Where’s the dad, he’s there, just not with them *Mom left, taking Alex*.
Sara Taylor’s novel, The Lauras will leave you with unanswered questions.
If you plan on reading this, prepare for that. You may get frustrated. Just saying.
I have to point out what I would have to deem a trigger warning: sexual premise, bullying, pedophillia, death – a lot of things are covered and it’s mostly the Mom’s past, which sad would be an understatement. From my understanding, once it gets you into your feels, it helps you bounce back as quickly as it made you sad. To some, that could be good or bad.
Labels that you don’t know will surely frustrate you. It’ll keep you wondering what gender is Alex the entire time. If it doesn’t get in your way of reading, I guarantee you’ll fly through this book.
Another question left unanswered, which you can figure out yourself if you paid that much attention, is who Mom was referring to in all her stories. We know it’s Laura……..Which Laura? Or, is all the Lauras one Laura?
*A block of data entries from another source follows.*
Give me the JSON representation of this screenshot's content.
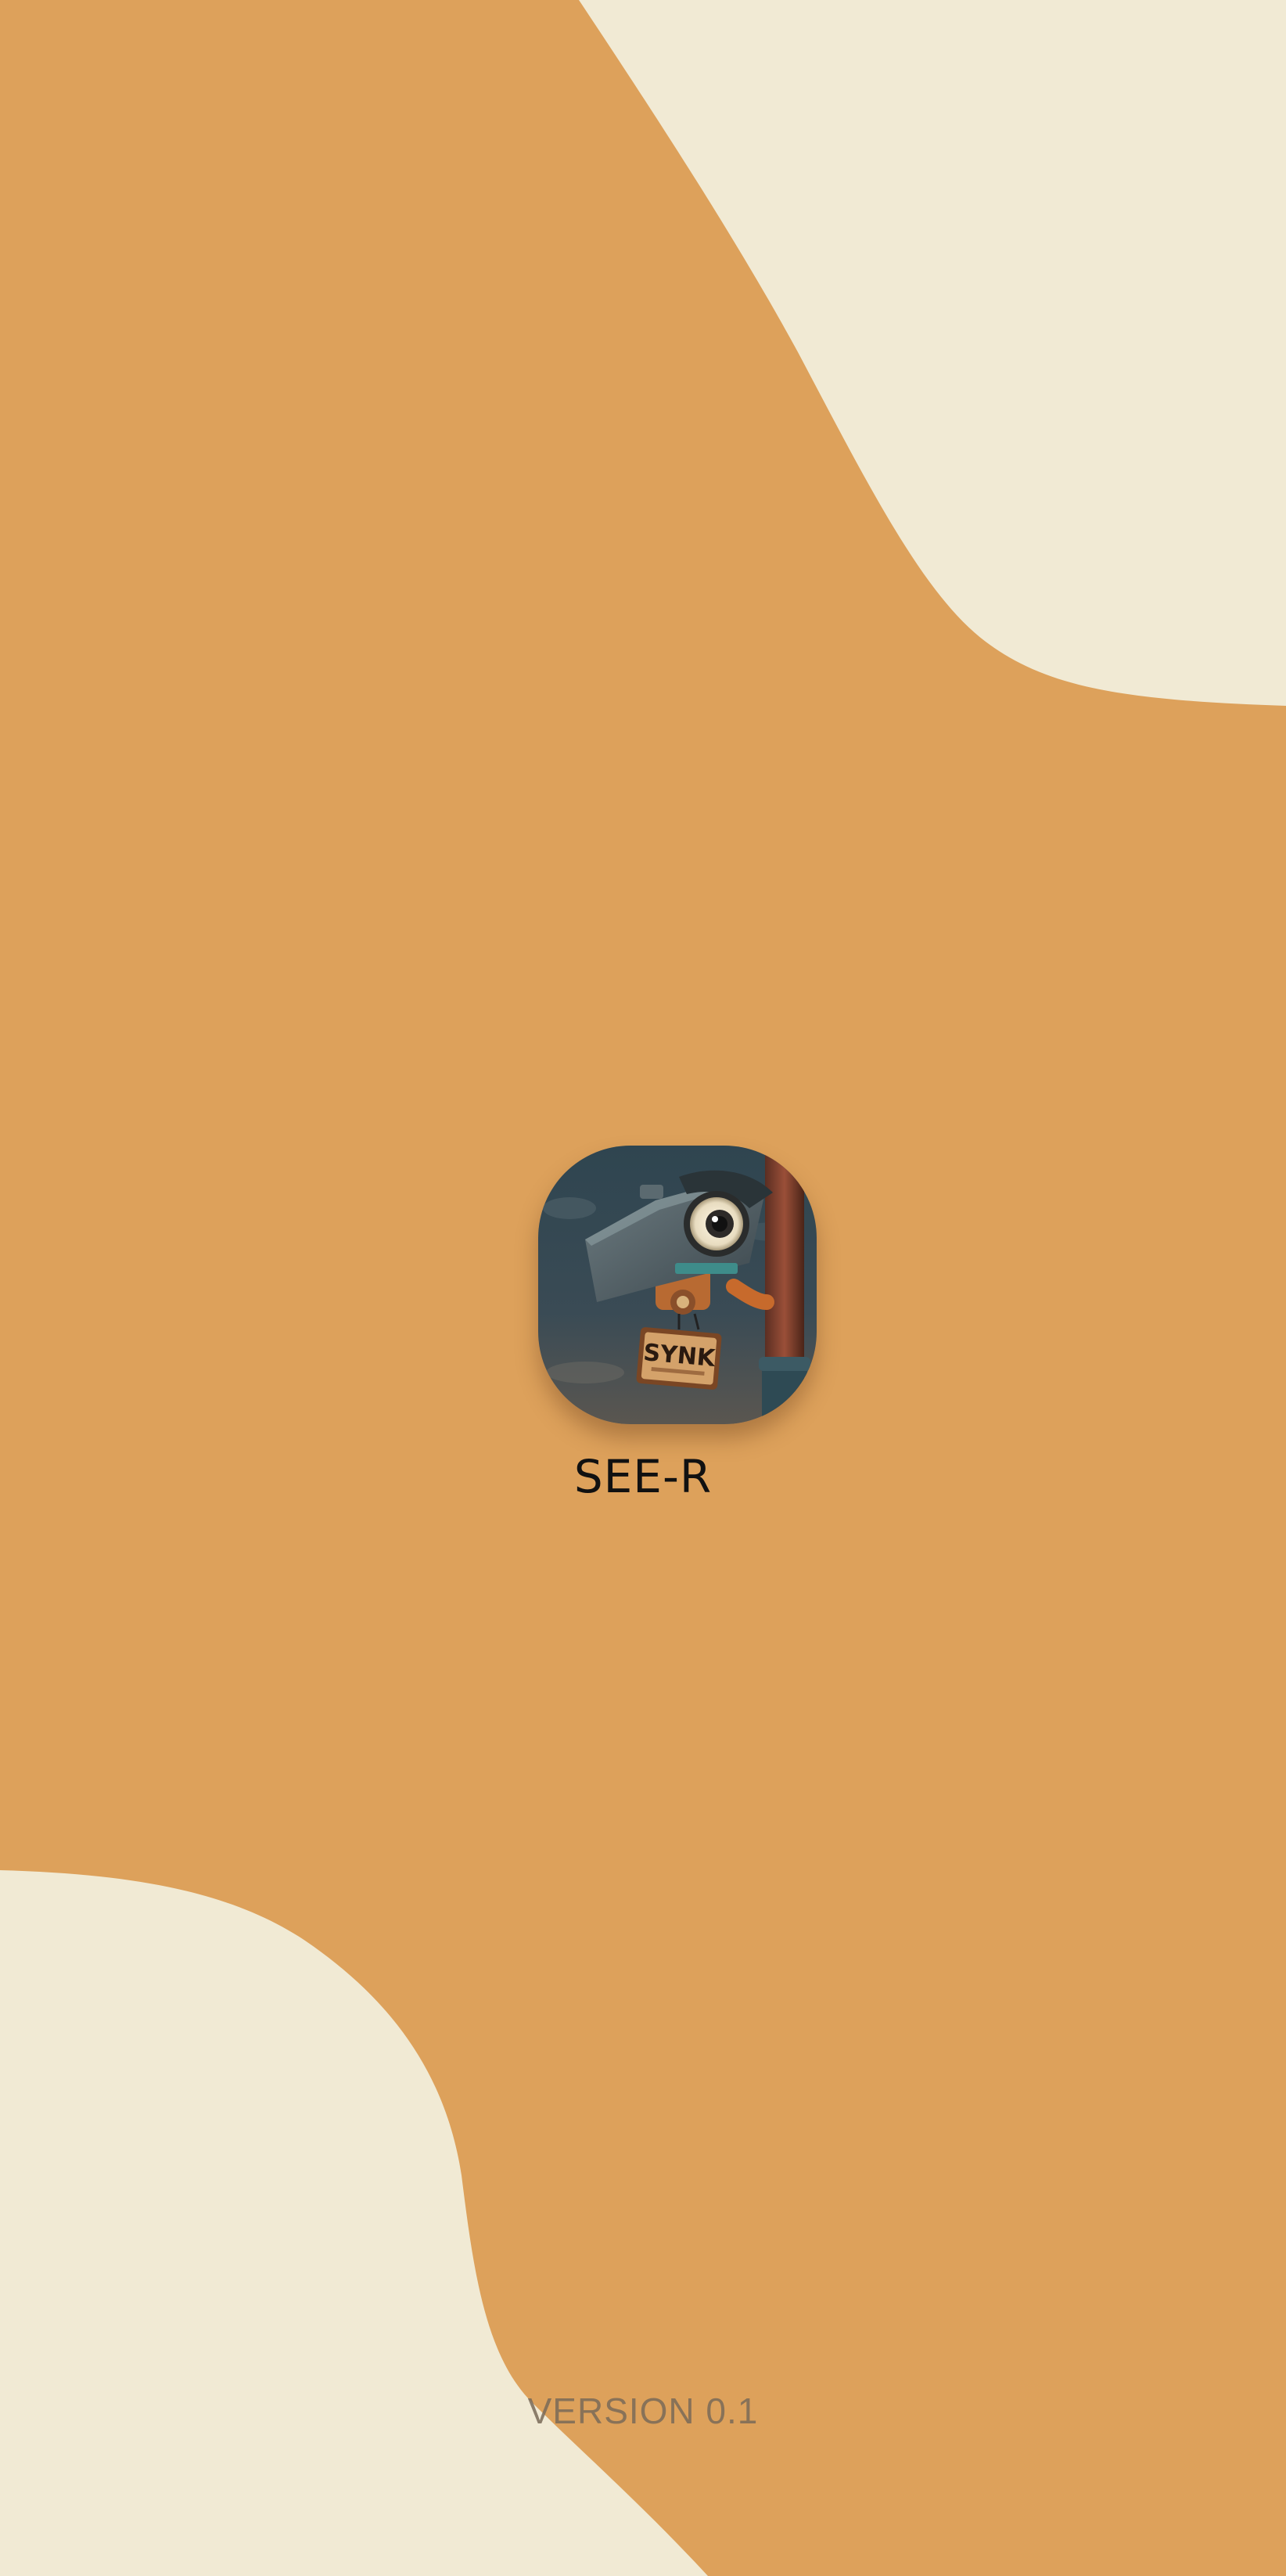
{
  "app": {
    "name": "SEE-R",
    "version": "VERSION 0.1",
    "logo_icon": "security-camera-robot-icon",
    "logo_sign_text": "SYNK"
  },
  "colors": {
    "background": "#DDA15B",
    "blob": "#F1EAD4",
    "title_text": "#111111",
    "version_text": "#7a6a58"
  }
}
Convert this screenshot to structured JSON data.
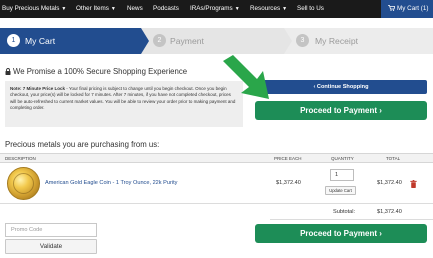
{
  "nav": {
    "items": [
      {
        "label": "Buy Precious Metals",
        "dropdown": true
      },
      {
        "label": "Other Items",
        "dropdown": true
      },
      {
        "label": "News",
        "dropdown": false
      },
      {
        "label": "Podcasts",
        "dropdown": false
      },
      {
        "label": "IRAs/Programs",
        "dropdown": true
      },
      {
        "label": "Resources",
        "dropdown": true
      },
      {
        "label": "Sell to Us",
        "dropdown": false
      }
    ],
    "cart_label": "My Cart (1)",
    "cart_icon": "cart-icon"
  },
  "steps": [
    {
      "number": "1",
      "label": "My Cart",
      "active": true
    },
    {
      "number": "2",
      "label": "Payment",
      "active": false
    },
    {
      "number": "3",
      "label": "My Receipt",
      "active": false
    }
  ],
  "promise": {
    "icon": "lock-icon",
    "text": "We Promise a 100% Secure Shopping Experience"
  },
  "note": {
    "title": "Note: 7 Minute Price Lock",
    "body": " - Your final pricing is subject to change until you begin checkout. Once you begin checkout, your price(s) will be locked for 7 minutes. After 7 minutes, if you have not completed checkout, prices will be auto-refreshed to current market values. You will be able to review your order prior to making payment and completing order."
  },
  "buttons": {
    "continue_shopping": "‹ Continue Shopping",
    "proceed_payment": "Proceed to Payment ›"
  },
  "cart": {
    "title": "Precious metals you are purchasing from us:",
    "headers": {
      "description": "DESCRIPTION",
      "price_each": "PRICE EACH",
      "quantity": "QUANTITY",
      "total": "TOTAL"
    },
    "items": [
      {
        "name": "American Gold Eagle Coin - 1 Troy Ounce, 22k Purity",
        "price_each": "$1,372.40",
        "quantity": "1",
        "update_label": "Update Cart",
        "total": "$1,372.40"
      }
    ],
    "subtotal_label": "Subtotal:",
    "subtotal_value": "$1,372.40"
  },
  "promo": {
    "placeholder": "Promo Code",
    "validate_label": "Validate"
  },
  "colors": {
    "nav_bg": "#1a1a1a",
    "brand_blue": "#224d8f",
    "accent_green": "#1d8d57",
    "arrow_green": "#2aa64a",
    "trash_red": "#c0392b"
  }
}
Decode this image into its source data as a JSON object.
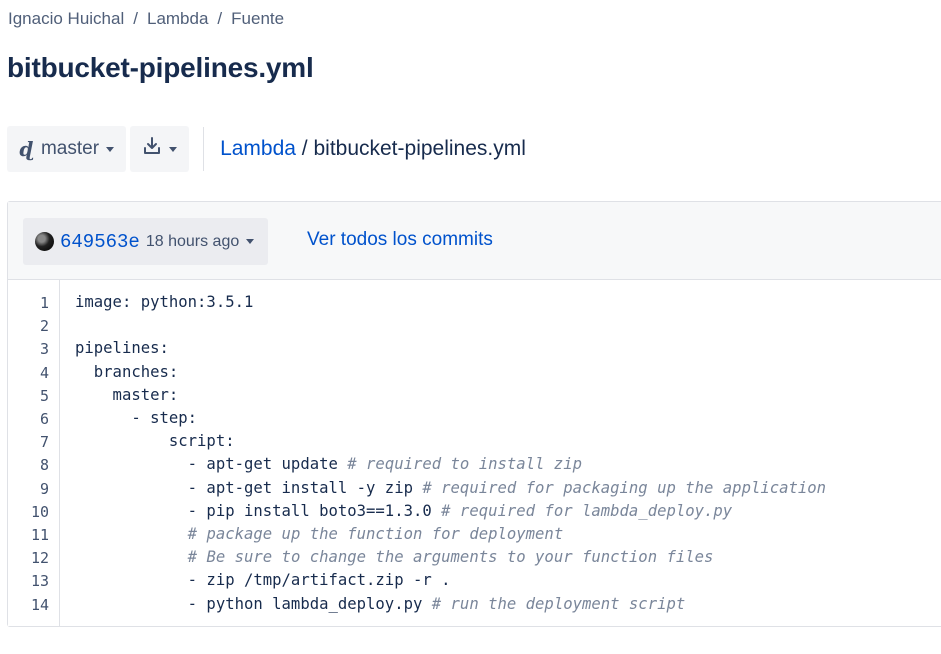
{
  "breadcrumb": {
    "items": [
      "Ignacio Huichal",
      "Lambda",
      "Fuente"
    ],
    "separator": "/"
  },
  "page_title": "bitbucket-pipelines.yml",
  "toolbar": {
    "branch_label": "master",
    "branch_icon": "branch-icon",
    "download_icon": "download-icon",
    "path_repo": "Lambda",
    "path_sep": " / ",
    "path_file": "bitbucket-pipelines.yml"
  },
  "commit": {
    "hash": "649563e",
    "time": "18 hours ago",
    "view_all": "Ver todos los commits"
  },
  "code": {
    "lines": [
      {
        "n": "1",
        "text": "image: python:3.5.1",
        "comment": ""
      },
      {
        "n": "2",
        "text": "",
        "comment": ""
      },
      {
        "n": "3",
        "text": "pipelines:",
        "comment": ""
      },
      {
        "n": "4",
        "text": "  branches:",
        "comment": ""
      },
      {
        "n": "5",
        "text": "    master:",
        "comment": ""
      },
      {
        "n": "6",
        "text": "      - step:",
        "comment": ""
      },
      {
        "n": "7",
        "text": "          script:",
        "comment": ""
      },
      {
        "n": "8",
        "text": "            - apt-get update ",
        "comment": "# required to install zip"
      },
      {
        "n": "9",
        "text": "            - apt-get install -y zip ",
        "comment": "# required for packaging up the application"
      },
      {
        "n": "10",
        "text": "            - pip install boto3==1.3.0 ",
        "comment": "# required for lambda_deploy.py"
      },
      {
        "n": "11",
        "text": "            ",
        "comment": "# package up the function for deployment"
      },
      {
        "n": "12",
        "text": "            ",
        "comment": "# Be sure to change the arguments to your function files"
      },
      {
        "n": "13",
        "text": "            - zip /tmp/artifact.zip -r .",
        "comment": ""
      },
      {
        "n": "14",
        "text": "            - python lambda_deploy.py ",
        "comment": "# run the deployment script"
      }
    ]
  },
  "colors": {
    "link": "#0052cc",
    "text": "#172b4d",
    "muted": "#505f79",
    "comment": "#7a869a",
    "button_bg": "#f4f5f7"
  }
}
Just have to pay attention.
Sara Taylor took a step into the topics a lot of authors don’t write about.
Labeling, identity, sexual preferences – things that are sometimes difficult to explain or get people to wrap their minds around. I for one enjoyed it. The struggle, coming into one’s individuality, relationships – this is all realistic to life.
Not saying I don’t like anything unrealistic, fantasy is my favorite genre. What’s shown in The Lauras is a literal journey. A journey that many of us want to take at least once in our life. For me, it’s driving through every state in the U.S. and I want to live in Japan for a bit, but I digress.
A touch on difficult subjects is like a portal to a part of the world that is ignored in many ways. Along with the maturity Alex shows throughout the book, what’s ignored is spoken with passion.
In my opinion, what is stressed by Sara Taylor and her characters is what drives the story and what will keep you reading. All that I mentioned above, if it doesn’t sound like something you would read, I’d assume you wouldn’t finish.
There were a few other reviews I read that stated just that, so prepare if you still read it.
This is one of those books that can change someone’s perspective on certain topics, especially kids. With that being said, I think this is perfect to be read in school.
Recently, I read Yecheilyah Ysrayl’s Renaissance: A Nora White Story that went into Black history, accurate Black history. Coupled with this, The Lauras would make for a great addition to a cirriculum.
all one, maybe two if you want to be on my good side and obtain everything you want in the world! *evil laugh*